Easily explored on foot, Knysna is an attractive base for exploring the Garden Route.
My Kind of Place: Knysna, South Africa
Stormy seas and dark forests frame this little lagoon-side town on Africa's southernmost coast. Knysna - the name means "place of water and ferns" in the Khoekhoe language, and is pronounced "Nice-nah" - has everything from seahorses and oysters to art galleries and coffee shops. The town is in the heart of the Garden Route, a scenic strip of some 135 kilometres of coastline marked by spectacular views and wildlife, not to mention indigenous forest, clear freshwater lakes and white sand beaches.
Knysna is an ideal base to explore this area, which is also known for its cuisine. Beware, though, that it gets pretty crowded in the South African summer as the cities empty and people head to the coast for their holidays. Winter (June to September), although chilly, is a good time to visit as tourists are few, prices drop to entice off-season visitors and there are welcoming fireplaces in most restaurants and B&Bs. In mid July, there's the Oyster Festival, a nine-day foodies event that includes one of the country's best-known cycle marathons.
Once the centre of a shipbuilding industry, the wooded hills used to be teeming with elephants. Today, a few are said to still exist deep in the forest, and the occasional reported sighting creates much excitement around town.
A comfortable bed
Under Milkwood (www.milkwood.co.za; 00 27 44 384 0745) is a cluster of chalets that lie on the eastern shore of the lagoon, overlooking the Heads, as the forbidding cliff tops that guard the estuary mouth are known. In low season, chalets cost from 1,450 South African rand [Dh516]) per night, including taxes. Cabins overlook the water, and restaurants are in walking distance.
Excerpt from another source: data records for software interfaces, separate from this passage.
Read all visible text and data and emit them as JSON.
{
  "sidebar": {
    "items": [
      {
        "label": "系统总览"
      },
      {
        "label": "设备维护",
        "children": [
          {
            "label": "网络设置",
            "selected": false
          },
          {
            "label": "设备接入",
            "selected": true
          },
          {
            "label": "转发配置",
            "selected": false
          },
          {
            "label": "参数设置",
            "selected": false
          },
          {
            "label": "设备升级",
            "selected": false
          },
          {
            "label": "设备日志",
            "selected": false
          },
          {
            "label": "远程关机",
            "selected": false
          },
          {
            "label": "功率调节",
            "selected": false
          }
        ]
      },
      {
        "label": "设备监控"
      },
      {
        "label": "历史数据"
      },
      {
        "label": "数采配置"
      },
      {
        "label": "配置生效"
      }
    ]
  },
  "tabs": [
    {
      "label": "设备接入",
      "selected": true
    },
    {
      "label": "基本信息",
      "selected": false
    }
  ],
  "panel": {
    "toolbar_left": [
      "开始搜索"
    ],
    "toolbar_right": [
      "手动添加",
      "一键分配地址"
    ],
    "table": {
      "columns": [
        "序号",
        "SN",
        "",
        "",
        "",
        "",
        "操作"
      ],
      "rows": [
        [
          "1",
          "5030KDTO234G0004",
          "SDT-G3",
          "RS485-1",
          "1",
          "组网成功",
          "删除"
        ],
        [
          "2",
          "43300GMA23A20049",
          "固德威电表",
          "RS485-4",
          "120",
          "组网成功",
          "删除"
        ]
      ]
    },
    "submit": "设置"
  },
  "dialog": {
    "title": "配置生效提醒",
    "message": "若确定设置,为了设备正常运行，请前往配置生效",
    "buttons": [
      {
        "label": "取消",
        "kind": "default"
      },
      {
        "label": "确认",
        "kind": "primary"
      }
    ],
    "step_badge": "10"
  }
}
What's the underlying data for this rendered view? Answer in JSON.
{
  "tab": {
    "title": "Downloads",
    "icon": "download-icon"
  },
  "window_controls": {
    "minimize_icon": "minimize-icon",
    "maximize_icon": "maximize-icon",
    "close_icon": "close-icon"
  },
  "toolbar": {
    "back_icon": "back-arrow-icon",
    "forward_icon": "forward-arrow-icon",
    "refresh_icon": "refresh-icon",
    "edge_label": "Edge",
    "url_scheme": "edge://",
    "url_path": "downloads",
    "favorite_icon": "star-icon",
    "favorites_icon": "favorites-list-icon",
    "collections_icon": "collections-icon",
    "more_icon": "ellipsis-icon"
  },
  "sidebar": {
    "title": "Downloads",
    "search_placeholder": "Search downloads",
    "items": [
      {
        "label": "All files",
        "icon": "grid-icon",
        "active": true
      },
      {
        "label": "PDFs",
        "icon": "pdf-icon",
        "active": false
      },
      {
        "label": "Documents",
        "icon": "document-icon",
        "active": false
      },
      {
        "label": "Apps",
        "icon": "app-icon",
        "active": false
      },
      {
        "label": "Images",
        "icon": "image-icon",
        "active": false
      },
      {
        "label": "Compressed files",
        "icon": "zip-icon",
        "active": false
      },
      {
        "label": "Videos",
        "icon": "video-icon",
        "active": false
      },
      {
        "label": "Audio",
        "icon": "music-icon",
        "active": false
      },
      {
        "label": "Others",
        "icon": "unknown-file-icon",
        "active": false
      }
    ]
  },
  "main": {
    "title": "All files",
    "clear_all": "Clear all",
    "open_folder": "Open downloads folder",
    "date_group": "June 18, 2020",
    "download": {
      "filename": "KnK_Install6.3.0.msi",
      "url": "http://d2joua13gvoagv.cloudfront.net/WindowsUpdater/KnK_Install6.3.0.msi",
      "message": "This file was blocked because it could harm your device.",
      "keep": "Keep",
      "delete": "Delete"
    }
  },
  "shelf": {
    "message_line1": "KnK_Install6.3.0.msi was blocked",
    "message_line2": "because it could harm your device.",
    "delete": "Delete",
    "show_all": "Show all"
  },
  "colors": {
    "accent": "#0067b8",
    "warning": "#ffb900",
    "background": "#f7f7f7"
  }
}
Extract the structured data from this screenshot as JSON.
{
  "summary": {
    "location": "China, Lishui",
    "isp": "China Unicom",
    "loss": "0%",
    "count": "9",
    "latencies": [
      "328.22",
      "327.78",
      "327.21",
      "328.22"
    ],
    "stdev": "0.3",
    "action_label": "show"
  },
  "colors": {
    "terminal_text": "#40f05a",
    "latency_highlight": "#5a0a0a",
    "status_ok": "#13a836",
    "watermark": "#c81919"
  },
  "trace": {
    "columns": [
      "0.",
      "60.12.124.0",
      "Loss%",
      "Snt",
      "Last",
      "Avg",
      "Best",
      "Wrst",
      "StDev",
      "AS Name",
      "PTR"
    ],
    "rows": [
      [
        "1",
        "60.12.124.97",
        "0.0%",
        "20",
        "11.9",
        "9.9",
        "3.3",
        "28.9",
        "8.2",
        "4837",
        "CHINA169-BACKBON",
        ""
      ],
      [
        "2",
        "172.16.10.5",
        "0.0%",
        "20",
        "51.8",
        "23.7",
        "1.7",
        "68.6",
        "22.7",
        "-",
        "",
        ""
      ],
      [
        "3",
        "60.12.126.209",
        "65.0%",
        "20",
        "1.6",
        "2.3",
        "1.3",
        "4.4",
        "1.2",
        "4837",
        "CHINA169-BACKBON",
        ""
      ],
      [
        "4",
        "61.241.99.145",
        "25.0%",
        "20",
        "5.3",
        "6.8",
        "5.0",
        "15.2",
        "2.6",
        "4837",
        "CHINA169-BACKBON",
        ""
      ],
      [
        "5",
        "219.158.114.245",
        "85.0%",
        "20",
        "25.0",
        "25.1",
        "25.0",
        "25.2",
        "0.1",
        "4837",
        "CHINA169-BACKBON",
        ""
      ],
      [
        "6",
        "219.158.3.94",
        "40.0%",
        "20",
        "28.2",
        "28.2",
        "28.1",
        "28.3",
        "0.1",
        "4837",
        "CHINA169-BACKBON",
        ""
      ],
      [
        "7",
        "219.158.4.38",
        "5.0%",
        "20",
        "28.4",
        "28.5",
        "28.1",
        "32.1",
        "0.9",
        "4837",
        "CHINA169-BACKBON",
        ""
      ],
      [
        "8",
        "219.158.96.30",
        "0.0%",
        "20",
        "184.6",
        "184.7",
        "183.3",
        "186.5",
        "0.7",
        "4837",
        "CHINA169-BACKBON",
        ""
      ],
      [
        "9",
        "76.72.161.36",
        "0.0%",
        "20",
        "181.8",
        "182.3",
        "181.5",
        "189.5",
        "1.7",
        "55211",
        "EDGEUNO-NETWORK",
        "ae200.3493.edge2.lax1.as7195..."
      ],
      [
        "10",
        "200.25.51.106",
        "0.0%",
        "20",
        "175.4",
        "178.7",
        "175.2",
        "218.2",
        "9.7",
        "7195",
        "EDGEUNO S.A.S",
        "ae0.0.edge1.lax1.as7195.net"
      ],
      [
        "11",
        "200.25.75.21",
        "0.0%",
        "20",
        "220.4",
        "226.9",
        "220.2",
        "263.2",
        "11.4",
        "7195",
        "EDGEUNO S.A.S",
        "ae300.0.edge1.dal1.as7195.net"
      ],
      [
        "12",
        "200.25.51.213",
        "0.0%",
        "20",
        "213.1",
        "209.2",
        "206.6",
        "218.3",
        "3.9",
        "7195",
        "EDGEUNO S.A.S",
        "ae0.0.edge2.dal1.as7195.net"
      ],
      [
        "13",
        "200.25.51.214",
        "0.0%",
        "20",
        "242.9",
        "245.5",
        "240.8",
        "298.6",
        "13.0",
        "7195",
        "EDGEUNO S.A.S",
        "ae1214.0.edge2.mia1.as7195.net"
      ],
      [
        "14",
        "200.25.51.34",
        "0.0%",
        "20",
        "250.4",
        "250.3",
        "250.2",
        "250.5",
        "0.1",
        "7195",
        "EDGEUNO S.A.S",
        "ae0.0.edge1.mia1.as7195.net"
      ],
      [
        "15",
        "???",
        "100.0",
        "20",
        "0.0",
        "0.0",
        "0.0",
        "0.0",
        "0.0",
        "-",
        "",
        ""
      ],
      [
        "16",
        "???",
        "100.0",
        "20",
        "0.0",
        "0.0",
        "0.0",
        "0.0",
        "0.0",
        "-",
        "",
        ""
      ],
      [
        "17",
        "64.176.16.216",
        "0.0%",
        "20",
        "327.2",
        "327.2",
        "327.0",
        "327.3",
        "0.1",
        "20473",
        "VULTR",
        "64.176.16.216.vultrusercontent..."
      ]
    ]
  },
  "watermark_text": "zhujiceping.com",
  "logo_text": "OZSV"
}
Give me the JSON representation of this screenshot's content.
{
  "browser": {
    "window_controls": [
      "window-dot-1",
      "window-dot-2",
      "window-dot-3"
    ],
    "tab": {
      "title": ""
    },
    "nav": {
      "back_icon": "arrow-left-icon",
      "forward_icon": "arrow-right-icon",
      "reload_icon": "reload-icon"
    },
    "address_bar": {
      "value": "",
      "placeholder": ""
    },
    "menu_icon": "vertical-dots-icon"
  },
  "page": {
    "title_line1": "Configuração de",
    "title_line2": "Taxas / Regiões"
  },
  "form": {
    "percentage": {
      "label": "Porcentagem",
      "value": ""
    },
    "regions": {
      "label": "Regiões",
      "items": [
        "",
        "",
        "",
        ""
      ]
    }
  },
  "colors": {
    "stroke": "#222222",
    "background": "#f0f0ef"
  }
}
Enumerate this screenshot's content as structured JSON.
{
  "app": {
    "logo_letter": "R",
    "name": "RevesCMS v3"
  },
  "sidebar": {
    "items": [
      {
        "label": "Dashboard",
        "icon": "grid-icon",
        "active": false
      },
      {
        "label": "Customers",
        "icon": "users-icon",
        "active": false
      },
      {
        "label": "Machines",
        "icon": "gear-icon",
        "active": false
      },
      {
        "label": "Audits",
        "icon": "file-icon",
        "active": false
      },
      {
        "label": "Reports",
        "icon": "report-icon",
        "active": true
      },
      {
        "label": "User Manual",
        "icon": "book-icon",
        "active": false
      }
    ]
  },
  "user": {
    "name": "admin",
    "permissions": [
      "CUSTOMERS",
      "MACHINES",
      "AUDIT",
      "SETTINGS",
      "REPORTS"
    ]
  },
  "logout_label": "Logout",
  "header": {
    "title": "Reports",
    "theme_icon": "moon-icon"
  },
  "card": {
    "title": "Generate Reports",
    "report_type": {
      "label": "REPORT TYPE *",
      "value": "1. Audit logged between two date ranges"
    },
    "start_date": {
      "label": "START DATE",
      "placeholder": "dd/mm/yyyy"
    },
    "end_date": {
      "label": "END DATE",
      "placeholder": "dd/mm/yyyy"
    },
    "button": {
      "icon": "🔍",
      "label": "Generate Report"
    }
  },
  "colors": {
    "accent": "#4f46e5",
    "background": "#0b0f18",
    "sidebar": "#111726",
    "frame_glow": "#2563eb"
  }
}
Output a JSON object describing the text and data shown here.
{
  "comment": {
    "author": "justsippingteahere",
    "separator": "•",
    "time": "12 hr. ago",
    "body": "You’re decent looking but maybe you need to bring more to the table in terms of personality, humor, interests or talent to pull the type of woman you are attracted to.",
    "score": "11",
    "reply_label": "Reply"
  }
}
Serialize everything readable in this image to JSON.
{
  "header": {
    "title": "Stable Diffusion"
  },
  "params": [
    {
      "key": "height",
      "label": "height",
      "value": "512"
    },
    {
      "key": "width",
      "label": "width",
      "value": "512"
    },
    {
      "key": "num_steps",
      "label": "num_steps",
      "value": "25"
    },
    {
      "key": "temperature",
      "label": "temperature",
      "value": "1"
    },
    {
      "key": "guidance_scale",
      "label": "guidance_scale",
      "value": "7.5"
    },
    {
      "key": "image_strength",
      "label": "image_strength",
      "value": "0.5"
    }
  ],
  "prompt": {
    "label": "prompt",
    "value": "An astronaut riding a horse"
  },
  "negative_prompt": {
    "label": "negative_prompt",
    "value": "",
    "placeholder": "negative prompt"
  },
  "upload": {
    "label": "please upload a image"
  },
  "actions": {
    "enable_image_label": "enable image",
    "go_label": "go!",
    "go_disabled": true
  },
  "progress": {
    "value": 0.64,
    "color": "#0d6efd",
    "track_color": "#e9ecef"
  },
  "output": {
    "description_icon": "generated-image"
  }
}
On Thesens Island, close to the Knysna Waterfront, is a recently converted power station, Turbine boutique hotel and spa (www.turbinehotel.co.za; 00 27 44 302 5745), which offers five-star accommodation surrounded by several restaurants and galleries, and tourist activity such as watersports and boat hire. A standard suite costs 1,195 rand (Dh560) per person, per night, based on two sharing, including taxes.
Find your feet
Most people start a visit with a trip to the Knysna Waterfront, a former harbour converted into shops and restaurants at the water's edge. The development wraps around a boat marina with yachts and several ferries, some of which are for hire, or available for lunch and dinner cruises across the lagoon. The main street lies directly behind the Waterfront. Stroll over the defunct steam train railway (a crucial part of the track washed away in floods in 2005) and into Gray Street, and you are in town.
A kilometre or so from the Waterfront, the land rises steeply into hills, from where the entire town, lagoon and sea beyond can be seen. Fichat Street, at the top end of Gray Street, can be reached on foot and provides a good vantage point. The occasional spout of a whale can be seen during the breeding season from October to February.
Meet the locals
Hippies, Rastafarians, African traders and stern Anglo farmers mix freely in this friendliest of towns. It's here where South Africans come to tune in, and drop out. The trendies will be found at Isle de Pain, a Belgian bakery on Thesens Island. The Friday Night Market, off Welbedacht road, is where local traders, crafters, farmers and hipsters can be found, chatting over boerewors (a local beef sausage) or curry.
Book a table
This is oyster country, so head to 34 Degrees South (www.34-south.com) at the Waterfront, a large emporium that sells everything from designer bread to clothing. The restaurant itself is perched on the edge of a canal that winds through the centre, and you can watch boats putter past as you down wild oysters for 20 rand (Dh9) each.
Line fish caught daily is a house speciality (99 rand; Dh45). Ostrich fillet, another regional delicacy, is also on the menu (149 rand; Dh80).
The African market at Woodmill Lane in the centre of town is where traders from all over the continent can be found selling their wares, from masks to textiles. Gray Street is sprinkled with boutiques, galleries and shops of all kinds: check out the Leather Rose for designer accessories, all handmade from exotic animal hides, including crocodile, ostrich and python.
What to avoid
Knysna Mall is a modern monstrosity with chain-store shops in the centre of town. What were they thinking? And beware the endless speed control cameras and traffic police that seem to lurk behind every bush. Speeds vary between 60m and 80km and you need to keep your wits about to keep track.
Thesens Island, connected by a humped bridge to the mainland. Formerly a collection of fish- and wood-processing factories, it now hosts shops, restaurants and hotels, criss-crossed by canals.
Dozens of forest trails and picnic spots, especially the one at the abandoned Millwood gold mine, with its graveyard that bears tombstones of long-dead prospectors. In all there are 22 different hikes that take from an hour to a full day to complete. These are free, although some require permits obtainable at the starting point of the hike. A useful map of all the routes can be obtained at the Knysna Tourism Bureau located in Main Road, just off Gray Street. And who knows, you may even see one of the mysterious forest elephants.